Becoming ‘East and Southeast Asian’

Race, Ethnicity and Youth Politics of Belonging in Britain

I am Principal Investigator of the British Academy/Leverhulme funded project, ‘Becoming East Asian: Race, Ethnicity and Youth Politics of Belonging in Britain’ with Tamsin Barber at Oxford Brookes University. This research grew out of a project which examined the experiences of young people racialized as East Asian as consumers and producers in the night-time economy, the challenges they face and how they draw on transnational and global youth cultures to create a sense of belonging.

The project examines emerging East Asian youth identities and social spaces in urban Britain to investigate the changing significance of race and ethnicity in so-called ‘superdiverse’ contexts. Due to migration, East Asians in Britain are now one of the fastest growing ‘ethnic’ groupings (ONS 2011), with the highest percentage of international students (HESA 2014), yet they remain invisible in both academic and policy debates on citizenship, ‘integration’ and multiculturalism. This project investigates how and why young people in British urban cities are engaging in ‘East and Southeast Asian’ racial and pan-ethnic group-making when recent social surveys suggest that race is losing its significance as a dominant identity (Aspinall and Song 2013).

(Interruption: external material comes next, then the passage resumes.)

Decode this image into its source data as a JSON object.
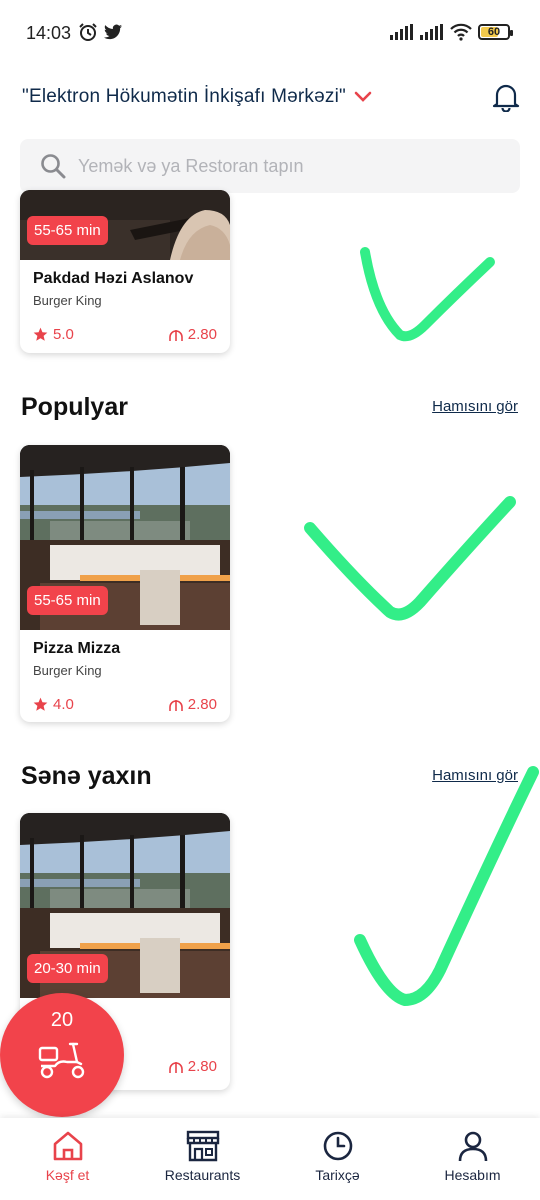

The concept of superdiversity has become widely adopted to describe and analyse the ordinary multiculture of everyday urban life in the context of new migrations (Meissner and Vertovec 2015), but it has been criticised for neglecting issues of power, inequality, exclusion and racism (Anthias, 2012; Back 2015). This project addresses these absences by examining the significance of race and racism for invisible minorities. It will add new knowledge on these minorities, exploring affiliations and divisions among them and their place in wider society. It will contribute to debates on how political mobilization and belonging are changing and lead to a research agenda on emerging East Asian youth politics in Britain.